**Aim of the task:** Report each line of the entries that contains the word "true", copied in full.

**Exercise material:**
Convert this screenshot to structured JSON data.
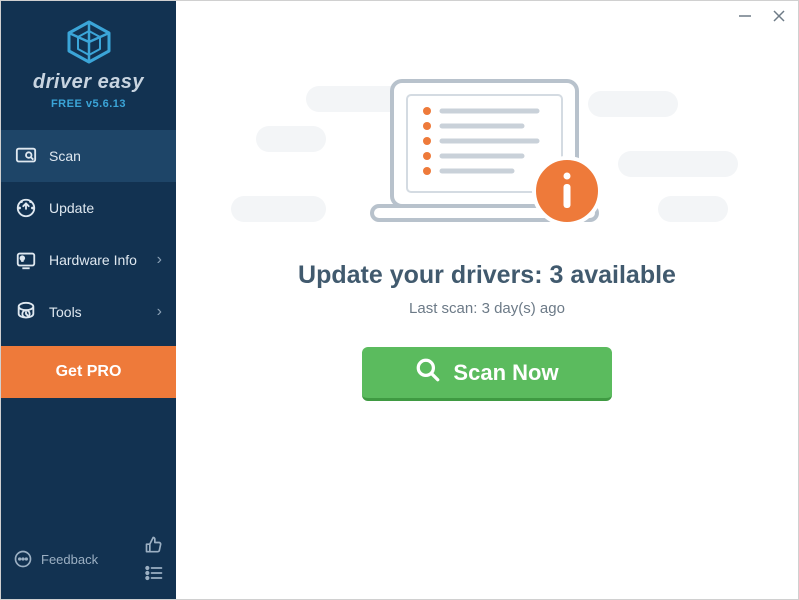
{
  "app": {
    "name": "driver easy",
    "version_label": "FREE v5.6.13"
  },
  "sidebar": {
    "items": [
      {
        "label": "Scan",
        "icon": "scan"
      },
      {
        "label": "Update",
        "icon": "update"
      },
      {
        "label": "Hardware Info",
        "icon": "hardware"
      },
      {
        "label": "Tools",
        "icon": "tools"
      }
    ],
    "pro_label": "Get PRO",
    "feedback_label": "Feedback"
  },
  "main": {
    "headline": "Update your drivers: 3 available",
    "subline": "Last scan: 3 day(s) ago",
    "scan_button": "Scan Now"
  },
  "colors": {
    "sidebar_bg": "#123251",
    "accent_orange": "#ee7a3a",
    "accent_green": "#5bbb5e",
    "info_orange": "#ee7a3a"
  }
}
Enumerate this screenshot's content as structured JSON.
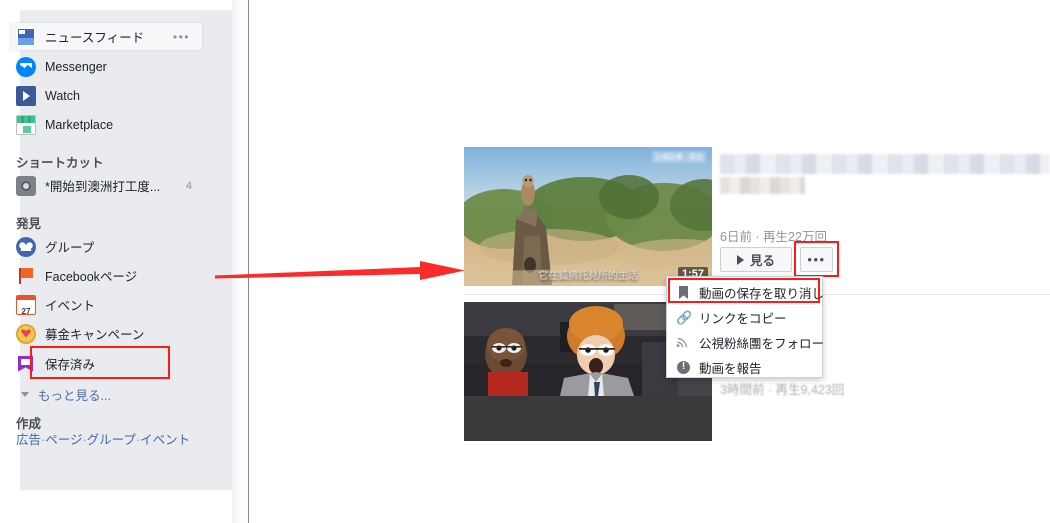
{
  "sidebar": {
    "main_items": [
      {
        "label": "ニュースフィード",
        "icon": "newsfeed-icon",
        "active": true,
        "menu_dots": "•••"
      },
      {
        "label": "Messenger",
        "icon": "messenger-icon",
        "active": false
      },
      {
        "label": "Watch",
        "icon": "watch-icon",
        "active": false
      },
      {
        "label": "Marketplace",
        "icon": "marketplace-icon",
        "active": false
      }
    ],
    "shortcuts_heading": "ショートカット",
    "shortcuts": [
      {
        "label": "*開始到澳洲打工度...",
        "icon": "camera-icon",
        "count": "4"
      }
    ],
    "explore_heading": "発見",
    "explore": [
      {
        "label": "グループ",
        "icon": "groups-icon"
      },
      {
        "label": "Facebookページ",
        "icon": "page-flag-icon"
      },
      {
        "label": "イベント",
        "icon": "calendar-icon"
      },
      {
        "label": "募金キャンペーン",
        "icon": "donate-heart-icon"
      },
      {
        "label": "保存済み",
        "icon": "saved-bookmark-icon",
        "highlighted": true
      }
    ],
    "see_more_label": "もっと見る...",
    "create_heading": "作成",
    "create_links": [
      "広告",
      "ページ",
      "グループ",
      "イベント"
    ],
    "create_separator": "·"
  },
  "annotations": {
    "arrow_color": "#fb2b2b",
    "box_color": "#ff1a1a"
  },
  "post": {
    "video1": {
      "duration": "1:57",
      "caption": "它在狐猬託見所的生活",
      "watermark": "公視記者 · 採訪",
      "title_blurred": true,
      "meta": "6日前 · 再生22万回",
      "watch_label": "見る",
      "more_label": "•••"
    },
    "video2": {
      "meta": "3時間前 · 再生9,423回"
    }
  },
  "dropdown": {
    "items": [
      {
        "label": "動画の保存を取り消し",
        "icon": "bookmark-icon",
        "highlighted": true
      },
      {
        "label": "リンクをコピー",
        "icon": "link-icon",
        "highlighted": false
      },
      {
        "label": "公視粉絲團をフォロー",
        "icon": "rss-icon",
        "highlighted": false
      },
      {
        "label": "動画を報告",
        "icon": "report-icon",
        "highlighted": false
      }
    ]
  }
}
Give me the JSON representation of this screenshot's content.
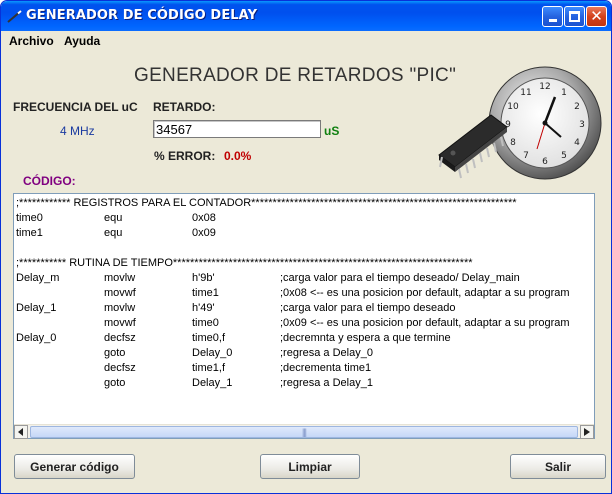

**Problem solution:**
        "active": true,
        "highlighted": true
      "title_blurred": true,
        "highlighted": true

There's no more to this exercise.